For one, over the past decade or so, we’ve moved from a single device, productivity-focused, more x86 processing-is-better market, to one of people carrying multiple devices of different shapes and sizes where mobility and entertainment-oriented workloads reign supreme. Add to this a number of trends and user experiences, including touch technology, the always-on/always-connected lifestyle, social media and casual gaming, on-the-go content capture /creation /manipulation and sharing and you get a very different (evolved) Client market place.
In this new market, the processor architecture of decades-past alone just doesn’t cut it - while it may date me a little, to paraphrase the infamous words of one of my favorite Sci-Fi series of all time, “ [x86 alone] can’t do it, Captain! [It doesn’t] have the [processing] power!” And AMD is uniquely positioned to deliver exactly this across a variety of form factors.
Announced today, the Acer Aspire V5/V4-122 features an AMD A6 “Temash” APU and is the perfect mix of portability, gaming ability, battery life, performance, and value in a slim, light form factor with touch screen.
AMD predicted this shift when we had the vision to reinvent the processor – combining the parallel compute capabilities of the GPU and serial processing of the CPU onto a single chip – taking the first step toward enabling the experiences we’re seeing rise in popularity today and making the creation of the industry's first Accelerated Processing Unit (APU) possible. These new user experiences are exactly what our APUs are conceptualized around - interactive, energy efficient, graphics-intensive, and visual – and they need the seamless integration of the combined processing power of CPU and GPU that only AMD can deliver thanks to our extensive IP in both areas. Sure, our competition has APUs, and you’ll also notice that a larger percentage of their die is increasingly being dedicated to the GPU. But, they cannot deliver an equivalent level of experience. That is our edge. That's the AMD APU Advantage.

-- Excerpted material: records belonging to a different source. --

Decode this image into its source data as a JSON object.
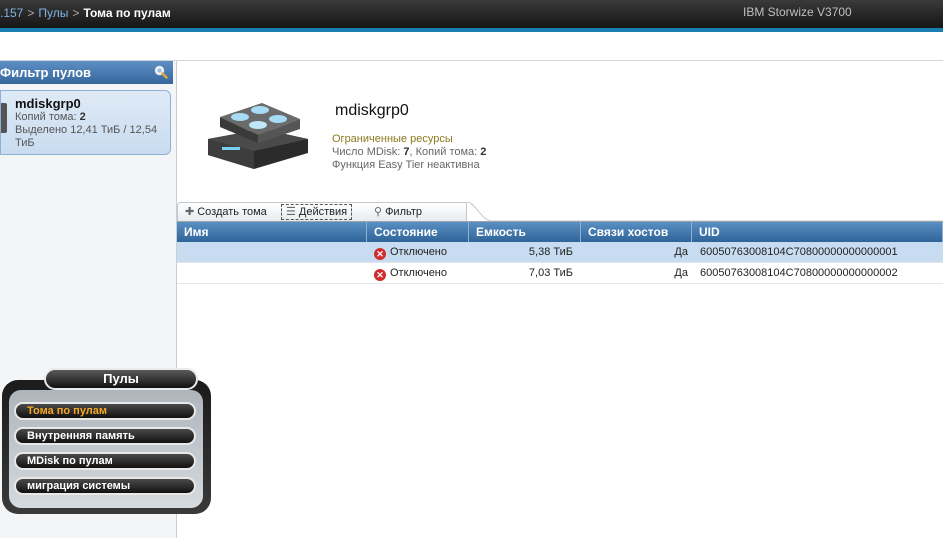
{
  "header": {
    "breadcrumb": {
      "part1": ".157",
      "part2": "Пулы",
      "current": "Тома по пулам",
      "sep": ">"
    },
    "product": "IBM Storwize V3700"
  },
  "sidebar": {
    "filter_title": "Фильтр пулов",
    "pool": {
      "name": "mdiskgrp0",
      "copies_label": "Копий тома:",
      "copies_value": "2",
      "allocated": "Выделено 12,41 ТиБ / 12,54",
      "allocated_unit": "ТиБ"
    }
  },
  "pool_detail": {
    "title": "mdiskgrp0",
    "status": "Ограниченные ресурсы",
    "mdisk_label": "Число MDisk:",
    "mdisk_value": "7",
    "copies_label": ", Копий тома:",
    "copies_value": "2",
    "easytier": "Функция Easy Tier неактивна"
  },
  "toolbar": {
    "create": "Создать тома",
    "actions": "Действия",
    "filter": "Фильтр"
  },
  "table": {
    "columns": [
      "Имя",
      "Состояние",
      "Емкость",
      "Связи хостов",
      "UID"
    ],
    "rows": [
      {
        "name": "",
        "state": "Отключено",
        "capacity": "5,38 ТиБ",
        "host": "Да",
        "uid": "60050763008104C70800000000000001"
      },
      {
        "name": "",
        "state": "Отключено",
        "capacity": "7,03 ТиБ",
        "host": "Да",
        "uid": "60050763008104C70800000000000002"
      }
    ]
  },
  "nav": {
    "title": "Пулы",
    "items": [
      "Тома по пулам",
      "Внутренняя память",
      "MDisk по пулам",
      "миграция системы"
    ]
  },
  "colors": {
    "accent": "#1a7fb0",
    "header_blue": "#36679d",
    "active_nav": "#f5a623",
    "error": "#d22b2b"
  }
}
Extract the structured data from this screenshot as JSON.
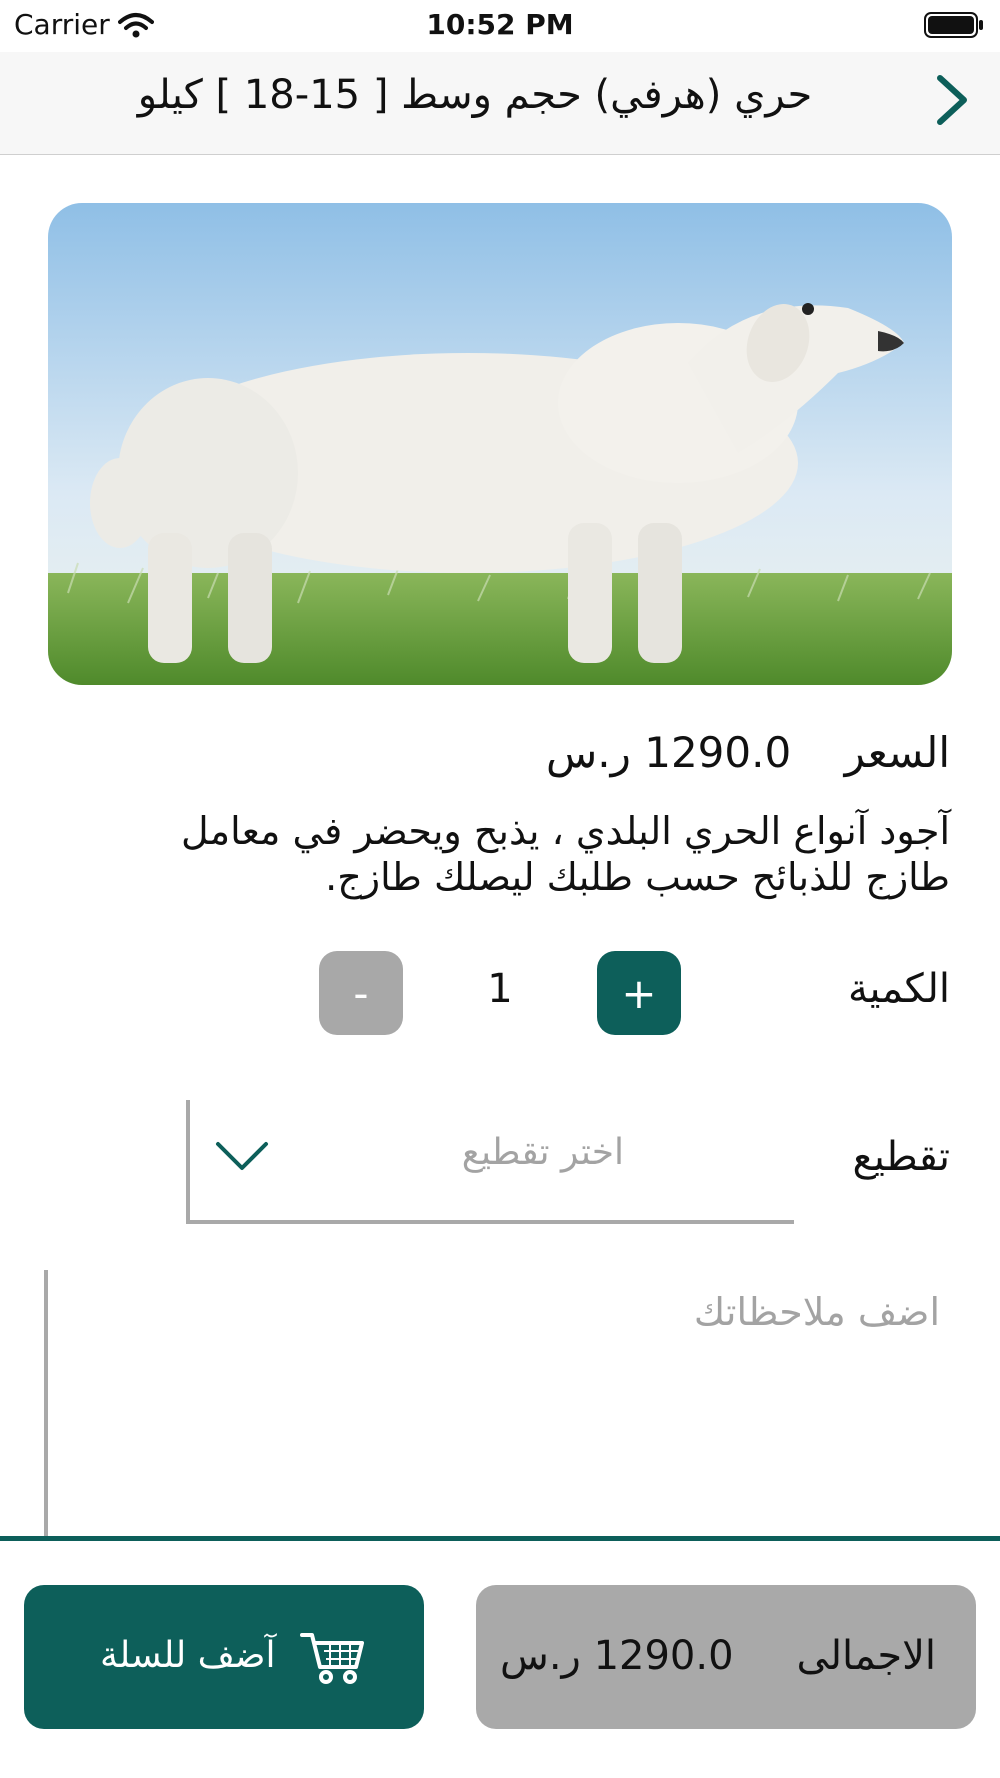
{
  "status_bar": {
    "carrier": "Carrier",
    "time": "10:52 PM"
  },
  "header": {
    "title": "حري (هرفي) حجم وسط [ 15-18 ] كيلو"
  },
  "product": {
    "price_label": "السعر",
    "price_value": "1290.0 ر.س",
    "description": "آجود آنواع الحري  البلدي ، يذبح ويحضر في معامل طازج للذبائح حسب طلبك ليصلك طازج."
  },
  "quantity": {
    "label": "الكمية",
    "value": "1",
    "plus": "+",
    "minus": "-"
  },
  "cutting": {
    "label": "تقطيع",
    "placeholder": "اختر تقطيع"
  },
  "notes": {
    "placeholder": "اضف ملاحظاتك"
  },
  "footer": {
    "add_to_cart": "آضف للسلة",
    "total_label": "الاجمالى",
    "total_value": "1290.0 ر.س"
  },
  "colors": {
    "accent": "#0d5f5a",
    "muted_button": "#a8a8a8"
  },
  "icons": [
    "wifi-icon",
    "battery-icon",
    "back-chevron-icon",
    "chevron-down-icon",
    "cart-icon"
  ]
}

And, with our new mobility platforms and executing to our roadmaps, we’re perfectly poised to win in what we’re calling the convergence era of computing with power-sipping APUs that deliver a responsive, visually stunning and leading-class experience across a variety of form factors – from performance and media tablets, to hybrid and convertible devices, to entry-level small form-factor touch and premium ultrathin notebooks. Add to that our involvement with the Heterogeneous Systems Architecture (HSA) Foundation, where members are collectively working to build a standards-based heterogeneous compute ecosystem to create the next foundation in general purpose computing, as well as our expanded focus on the embedded and Semi-Custom markets that focuses on integrating AMD processors into devices like: gaming consoles, set-top boxes, smart TVs, and servers, and you’ll soon see a world powered by AMD APUs. And that’s a world I can’t wait to see.
Gabe Gravning is the Director of Client Marketing at AMD. His postings are his own opinions and may not represent AMD’s positions, strategies or opinions. Links to third party sites, and references to third party trademarks, are provided for convenience and illustrative purposes only. Unless explicitly stated, AMD is not responsible for the contents of such links, and no third party endorsement of AMD or any of its products is implied.
View the original article here


Post a Comment

Related Posts Plugin for WordPress, Blogger...